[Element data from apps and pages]
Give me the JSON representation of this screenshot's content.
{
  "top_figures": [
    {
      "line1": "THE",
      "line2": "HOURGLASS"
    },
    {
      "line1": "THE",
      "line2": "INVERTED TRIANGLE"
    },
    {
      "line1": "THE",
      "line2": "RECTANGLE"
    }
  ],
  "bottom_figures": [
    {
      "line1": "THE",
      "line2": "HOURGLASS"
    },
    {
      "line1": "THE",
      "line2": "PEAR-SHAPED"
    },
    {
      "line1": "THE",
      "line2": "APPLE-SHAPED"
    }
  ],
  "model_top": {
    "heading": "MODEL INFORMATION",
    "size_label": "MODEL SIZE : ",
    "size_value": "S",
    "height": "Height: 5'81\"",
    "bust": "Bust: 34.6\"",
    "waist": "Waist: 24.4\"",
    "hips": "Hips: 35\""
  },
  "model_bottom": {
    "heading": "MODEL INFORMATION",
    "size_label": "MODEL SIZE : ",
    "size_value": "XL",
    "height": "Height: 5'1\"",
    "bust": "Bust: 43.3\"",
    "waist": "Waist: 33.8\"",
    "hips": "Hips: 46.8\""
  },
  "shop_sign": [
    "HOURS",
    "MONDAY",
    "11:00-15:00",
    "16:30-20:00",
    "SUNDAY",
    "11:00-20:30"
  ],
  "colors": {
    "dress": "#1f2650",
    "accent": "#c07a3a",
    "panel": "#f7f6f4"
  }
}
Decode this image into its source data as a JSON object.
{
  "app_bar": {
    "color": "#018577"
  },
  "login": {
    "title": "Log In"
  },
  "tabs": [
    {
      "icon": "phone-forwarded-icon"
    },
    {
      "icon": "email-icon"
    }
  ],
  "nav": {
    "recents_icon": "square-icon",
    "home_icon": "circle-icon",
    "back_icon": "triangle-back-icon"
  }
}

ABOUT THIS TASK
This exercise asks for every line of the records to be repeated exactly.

EXERCISE RESPONSE
Give me the JSON representation of this screenshot's content.
{
  "top_figures": [
    {
      "line1": "THE",
      "line2": "HOURGLASS"
    },
    {
      "line1": "THE",
      "line2": "INVERTED TRIANGLE"
    },
    {
      "line1": "THE",
      "line2": "RECTANGLE"
    }
  ],
  "bottom_figures": [
    {
      "line1": "THE",
      "line2": "HOURGLASS"
    },
    {
      "line1": "THE",
      "line2": "PEAR-SHAPED"
    },
    {
      "line1": "THE",
      "line2": "APPLE-SHAPED"
    }
  ],
  "model_top": {
    "heading": "MODEL INFORMATION",
    "size_label": "MODEL SIZE : ",
    "size_value": "S",
    "height": "Height: 5'81\"",
    "bust": "Bust: 34.6\"",
    "waist": "Waist: 24.4\"",
    "hips": "Hips: 35\""
  },
  "model_bottom": {
    "heading": "MODEL INFORMATION",
    "size_label": "MODEL SIZE : ",
    "size_value": "XL",
    "height": "Height: 5'1\"",
    "bust": "Bust: 43.3\"",
    "waist": "Waist: 33.8\"",
    "hips": "Hips: 46.8\""
  },
  "shop_sign": [
    "HOURS",
    "MONDAY",
    "11:00-15:00",
    "16:30-20:00",
    "SUNDAY",
    "11:00-20:30"
  ],
  "colors": {
    "dress": "#1f2650",
    "accent": "#c07a3a",
    "panel": "#f7f6f4"
  }
}
Decode this image into its source data as a JSON object.
{
  "app_bar": {
    "color": "#018577"
  },
  "login": {
    "title": "Log In"
  },
  "tabs": [
    {
      "icon": "phone-forwarded-icon"
    },
    {
      "icon": "email-icon"
    }
  ],
  "nav": {
    "recents_icon": "square-icon",
    "home_icon": "circle-icon",
    "back_icon": "triangle-back-icon"
  }
}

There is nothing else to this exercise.